a subversive horror film set in late 1970s Texas, where a crew of adult filmmakers rent a building on a remote farm to shoot their next feature. When the trailer was released, many assumed the film would merely be another Texas Chainsaw Massacre rip-off; however, as those who have seen X will largely agree, it’s a fun and subversive horror romp with a solid mix of humour, gore and some original narrative twists. And this is where I should warn you to stop reading if you have yet to watch it, as I cannot discuss Pearl without spoiling X to some extent.
Still here? Let’s continue.
The eponymous film centres around the origins of the main antagonist of X, and where X

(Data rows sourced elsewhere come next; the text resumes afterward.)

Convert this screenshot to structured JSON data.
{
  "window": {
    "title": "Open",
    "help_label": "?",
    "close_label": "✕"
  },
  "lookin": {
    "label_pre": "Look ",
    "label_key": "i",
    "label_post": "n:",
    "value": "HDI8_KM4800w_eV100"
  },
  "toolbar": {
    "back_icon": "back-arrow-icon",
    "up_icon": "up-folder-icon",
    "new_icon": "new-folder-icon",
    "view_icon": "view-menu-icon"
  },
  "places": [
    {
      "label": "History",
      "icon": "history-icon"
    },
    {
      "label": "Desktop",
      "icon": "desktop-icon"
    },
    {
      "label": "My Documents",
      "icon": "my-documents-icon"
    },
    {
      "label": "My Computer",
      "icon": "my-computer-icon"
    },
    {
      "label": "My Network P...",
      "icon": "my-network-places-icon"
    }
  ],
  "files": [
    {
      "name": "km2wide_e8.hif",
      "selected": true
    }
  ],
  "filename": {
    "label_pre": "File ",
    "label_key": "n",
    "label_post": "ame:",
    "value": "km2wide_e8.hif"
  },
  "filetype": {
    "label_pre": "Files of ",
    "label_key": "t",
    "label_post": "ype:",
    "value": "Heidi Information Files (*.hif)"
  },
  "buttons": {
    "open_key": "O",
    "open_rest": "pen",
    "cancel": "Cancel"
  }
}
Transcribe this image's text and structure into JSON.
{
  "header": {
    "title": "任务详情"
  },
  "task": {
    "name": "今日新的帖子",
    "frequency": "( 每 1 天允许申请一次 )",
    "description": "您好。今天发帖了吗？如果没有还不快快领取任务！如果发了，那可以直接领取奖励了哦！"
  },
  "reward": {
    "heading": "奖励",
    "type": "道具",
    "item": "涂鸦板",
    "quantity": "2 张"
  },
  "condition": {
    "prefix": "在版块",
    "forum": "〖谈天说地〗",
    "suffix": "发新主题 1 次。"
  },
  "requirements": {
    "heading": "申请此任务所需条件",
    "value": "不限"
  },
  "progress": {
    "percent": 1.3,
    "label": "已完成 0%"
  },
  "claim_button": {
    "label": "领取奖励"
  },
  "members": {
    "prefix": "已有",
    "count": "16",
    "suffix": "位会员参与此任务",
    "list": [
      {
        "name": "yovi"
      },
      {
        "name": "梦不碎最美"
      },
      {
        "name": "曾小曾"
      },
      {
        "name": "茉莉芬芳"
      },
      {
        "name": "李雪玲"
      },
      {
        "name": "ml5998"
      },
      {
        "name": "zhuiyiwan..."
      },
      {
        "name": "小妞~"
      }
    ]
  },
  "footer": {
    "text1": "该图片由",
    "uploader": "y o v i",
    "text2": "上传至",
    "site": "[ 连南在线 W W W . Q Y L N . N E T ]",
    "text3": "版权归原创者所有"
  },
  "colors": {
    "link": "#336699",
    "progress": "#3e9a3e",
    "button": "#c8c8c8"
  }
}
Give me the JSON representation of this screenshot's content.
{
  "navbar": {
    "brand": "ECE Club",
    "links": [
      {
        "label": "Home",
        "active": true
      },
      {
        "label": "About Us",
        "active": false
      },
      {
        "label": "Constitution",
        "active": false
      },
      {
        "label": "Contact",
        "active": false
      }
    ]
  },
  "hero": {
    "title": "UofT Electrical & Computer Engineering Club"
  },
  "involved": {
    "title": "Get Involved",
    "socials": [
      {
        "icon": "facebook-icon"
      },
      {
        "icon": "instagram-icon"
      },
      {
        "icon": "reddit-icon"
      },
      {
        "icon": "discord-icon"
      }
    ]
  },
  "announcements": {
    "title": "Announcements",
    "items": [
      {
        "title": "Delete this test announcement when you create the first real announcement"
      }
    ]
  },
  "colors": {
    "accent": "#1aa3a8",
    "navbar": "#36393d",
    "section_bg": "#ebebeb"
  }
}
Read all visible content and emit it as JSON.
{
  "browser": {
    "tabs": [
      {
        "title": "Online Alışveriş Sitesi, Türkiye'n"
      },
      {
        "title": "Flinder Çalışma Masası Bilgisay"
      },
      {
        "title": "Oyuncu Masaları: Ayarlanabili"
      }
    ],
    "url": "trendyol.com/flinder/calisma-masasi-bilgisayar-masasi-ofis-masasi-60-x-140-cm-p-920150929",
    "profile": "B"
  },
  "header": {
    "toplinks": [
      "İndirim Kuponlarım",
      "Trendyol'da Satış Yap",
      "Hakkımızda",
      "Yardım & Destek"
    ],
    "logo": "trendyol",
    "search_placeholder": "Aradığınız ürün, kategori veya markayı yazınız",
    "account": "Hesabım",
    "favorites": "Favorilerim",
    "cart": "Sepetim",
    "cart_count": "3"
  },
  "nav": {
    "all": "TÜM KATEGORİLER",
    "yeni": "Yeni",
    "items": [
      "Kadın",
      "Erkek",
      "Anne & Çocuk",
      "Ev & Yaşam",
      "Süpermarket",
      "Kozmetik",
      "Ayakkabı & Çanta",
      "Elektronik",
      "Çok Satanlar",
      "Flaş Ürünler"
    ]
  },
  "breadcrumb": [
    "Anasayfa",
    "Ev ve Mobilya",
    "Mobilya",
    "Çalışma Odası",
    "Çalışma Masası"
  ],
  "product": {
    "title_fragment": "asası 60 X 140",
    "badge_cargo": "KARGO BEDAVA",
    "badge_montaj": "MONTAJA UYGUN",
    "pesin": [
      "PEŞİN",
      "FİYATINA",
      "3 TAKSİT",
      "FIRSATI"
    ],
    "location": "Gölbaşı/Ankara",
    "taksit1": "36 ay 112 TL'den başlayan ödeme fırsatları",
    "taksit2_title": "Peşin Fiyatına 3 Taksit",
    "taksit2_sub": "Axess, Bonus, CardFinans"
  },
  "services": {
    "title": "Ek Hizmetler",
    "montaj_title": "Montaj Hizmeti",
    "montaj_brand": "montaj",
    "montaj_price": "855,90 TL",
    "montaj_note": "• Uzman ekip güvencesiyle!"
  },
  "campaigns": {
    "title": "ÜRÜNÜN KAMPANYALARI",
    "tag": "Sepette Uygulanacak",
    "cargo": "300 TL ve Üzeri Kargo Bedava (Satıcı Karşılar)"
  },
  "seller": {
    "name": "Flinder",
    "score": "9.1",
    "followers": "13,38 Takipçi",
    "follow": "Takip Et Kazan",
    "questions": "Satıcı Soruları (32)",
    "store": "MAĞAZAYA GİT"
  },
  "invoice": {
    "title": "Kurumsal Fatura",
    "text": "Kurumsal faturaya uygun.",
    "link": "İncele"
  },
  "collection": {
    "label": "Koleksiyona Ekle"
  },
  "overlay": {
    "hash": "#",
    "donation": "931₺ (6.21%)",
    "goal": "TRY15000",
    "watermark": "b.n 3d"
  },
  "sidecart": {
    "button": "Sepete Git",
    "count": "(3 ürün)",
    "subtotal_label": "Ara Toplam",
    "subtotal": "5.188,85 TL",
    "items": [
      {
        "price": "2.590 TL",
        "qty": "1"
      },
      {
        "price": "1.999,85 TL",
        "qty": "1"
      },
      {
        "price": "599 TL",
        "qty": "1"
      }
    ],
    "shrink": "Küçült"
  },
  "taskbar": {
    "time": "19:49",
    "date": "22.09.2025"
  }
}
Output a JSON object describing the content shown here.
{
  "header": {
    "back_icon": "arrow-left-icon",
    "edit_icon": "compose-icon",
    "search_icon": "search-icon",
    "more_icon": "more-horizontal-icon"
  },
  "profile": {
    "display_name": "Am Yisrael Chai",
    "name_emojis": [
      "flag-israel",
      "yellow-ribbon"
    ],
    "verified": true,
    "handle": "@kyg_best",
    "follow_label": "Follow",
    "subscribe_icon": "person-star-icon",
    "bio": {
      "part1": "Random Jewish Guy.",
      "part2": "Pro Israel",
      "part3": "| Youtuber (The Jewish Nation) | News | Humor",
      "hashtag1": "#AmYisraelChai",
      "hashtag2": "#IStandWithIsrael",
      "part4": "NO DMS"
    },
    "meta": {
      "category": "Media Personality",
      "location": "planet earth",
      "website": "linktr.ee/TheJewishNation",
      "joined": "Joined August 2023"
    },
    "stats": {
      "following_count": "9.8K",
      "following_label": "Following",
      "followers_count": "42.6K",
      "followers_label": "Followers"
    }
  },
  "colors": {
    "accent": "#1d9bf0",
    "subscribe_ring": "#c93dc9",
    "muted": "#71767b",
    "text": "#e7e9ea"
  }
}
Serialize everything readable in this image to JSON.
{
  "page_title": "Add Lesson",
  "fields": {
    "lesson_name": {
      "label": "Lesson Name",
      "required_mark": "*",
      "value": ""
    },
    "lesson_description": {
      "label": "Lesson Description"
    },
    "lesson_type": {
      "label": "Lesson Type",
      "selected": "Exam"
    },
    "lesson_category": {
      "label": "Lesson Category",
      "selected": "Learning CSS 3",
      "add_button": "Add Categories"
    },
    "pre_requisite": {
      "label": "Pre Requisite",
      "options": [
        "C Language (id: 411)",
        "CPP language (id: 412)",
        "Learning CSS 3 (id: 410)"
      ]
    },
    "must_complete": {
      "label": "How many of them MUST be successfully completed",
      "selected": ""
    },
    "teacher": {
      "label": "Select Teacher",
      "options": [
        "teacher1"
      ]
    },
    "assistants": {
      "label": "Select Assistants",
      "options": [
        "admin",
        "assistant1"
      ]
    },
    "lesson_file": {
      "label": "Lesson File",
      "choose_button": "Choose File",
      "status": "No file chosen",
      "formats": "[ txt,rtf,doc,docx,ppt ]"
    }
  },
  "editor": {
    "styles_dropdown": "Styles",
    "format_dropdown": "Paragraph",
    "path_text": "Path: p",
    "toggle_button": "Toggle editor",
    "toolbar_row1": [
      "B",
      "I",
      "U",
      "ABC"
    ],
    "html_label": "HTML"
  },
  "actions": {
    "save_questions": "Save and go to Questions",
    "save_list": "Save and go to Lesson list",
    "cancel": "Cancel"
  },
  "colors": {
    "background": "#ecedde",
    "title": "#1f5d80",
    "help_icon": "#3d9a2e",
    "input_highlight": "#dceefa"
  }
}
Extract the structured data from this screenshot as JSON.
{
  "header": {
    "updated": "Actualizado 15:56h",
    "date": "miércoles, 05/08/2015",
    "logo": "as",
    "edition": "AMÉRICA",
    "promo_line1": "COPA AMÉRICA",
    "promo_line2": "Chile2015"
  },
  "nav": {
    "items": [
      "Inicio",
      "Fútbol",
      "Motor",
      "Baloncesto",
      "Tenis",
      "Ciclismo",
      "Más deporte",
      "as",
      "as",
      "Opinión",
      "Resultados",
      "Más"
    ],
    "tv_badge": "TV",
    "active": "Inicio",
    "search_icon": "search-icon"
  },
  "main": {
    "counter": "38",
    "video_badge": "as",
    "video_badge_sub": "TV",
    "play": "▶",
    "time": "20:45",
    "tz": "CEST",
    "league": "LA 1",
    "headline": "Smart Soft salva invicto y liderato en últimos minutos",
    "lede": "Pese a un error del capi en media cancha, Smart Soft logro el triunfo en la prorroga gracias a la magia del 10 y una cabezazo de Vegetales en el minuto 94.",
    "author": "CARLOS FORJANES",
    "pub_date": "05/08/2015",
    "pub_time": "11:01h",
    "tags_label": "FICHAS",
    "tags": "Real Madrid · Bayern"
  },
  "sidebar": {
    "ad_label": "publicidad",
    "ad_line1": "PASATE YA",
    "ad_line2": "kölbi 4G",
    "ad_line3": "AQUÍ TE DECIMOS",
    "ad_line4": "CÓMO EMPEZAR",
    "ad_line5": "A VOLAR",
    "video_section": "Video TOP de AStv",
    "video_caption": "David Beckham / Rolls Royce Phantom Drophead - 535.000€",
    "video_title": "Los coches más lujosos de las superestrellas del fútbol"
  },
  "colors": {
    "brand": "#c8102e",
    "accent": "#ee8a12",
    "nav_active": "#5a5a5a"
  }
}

subverted horror tropes, Pearl
is a loopy Technicolor fantasy that tells the story of how a delusional and disturbed country girl with dreams of being a star turns into a serial killer as she gradually lets her dark side take over when her dreams are extinguished one by one.
Filmed in a manner that seeks to emulate the style of old Hollywood, the visuals are vibrant and bold, which in turn makes the rare but wellexecuted gore pop that much more as Pearl goes further and further off the rails. The underlying tone is unsettling, but the viewer is also invited to feel sympathy for Pearl, which may seem like a tall order, considering the joy she finds in killing, but the character is nonetheless compelling in her inherent sadness. This is in no small part thanks to Mia Goth being allowed to run wild with her stunning portrayal of Pearl and invite the audience to invest in the character. It’s clear that Goth and West have tapped into something special here, and the monologue towards the end of the film stands out in particular with its simultaneously tragic and disturbing insights into Pearl’s mind.
A third film has been announced, and it will be exciting to see if Goth and West can maintain the momentum from Pearl, as this origin story stands out as not only one of the best horror films of recent years, but as one of the best and most original recent films in any genre. Hopefully, Maxxxine will deliver a spectacular climax to cement Goth and West’s trilogy as a particularly memorable entry in the annals of horror movie history.
Leyla Mikkelsen ★★★★★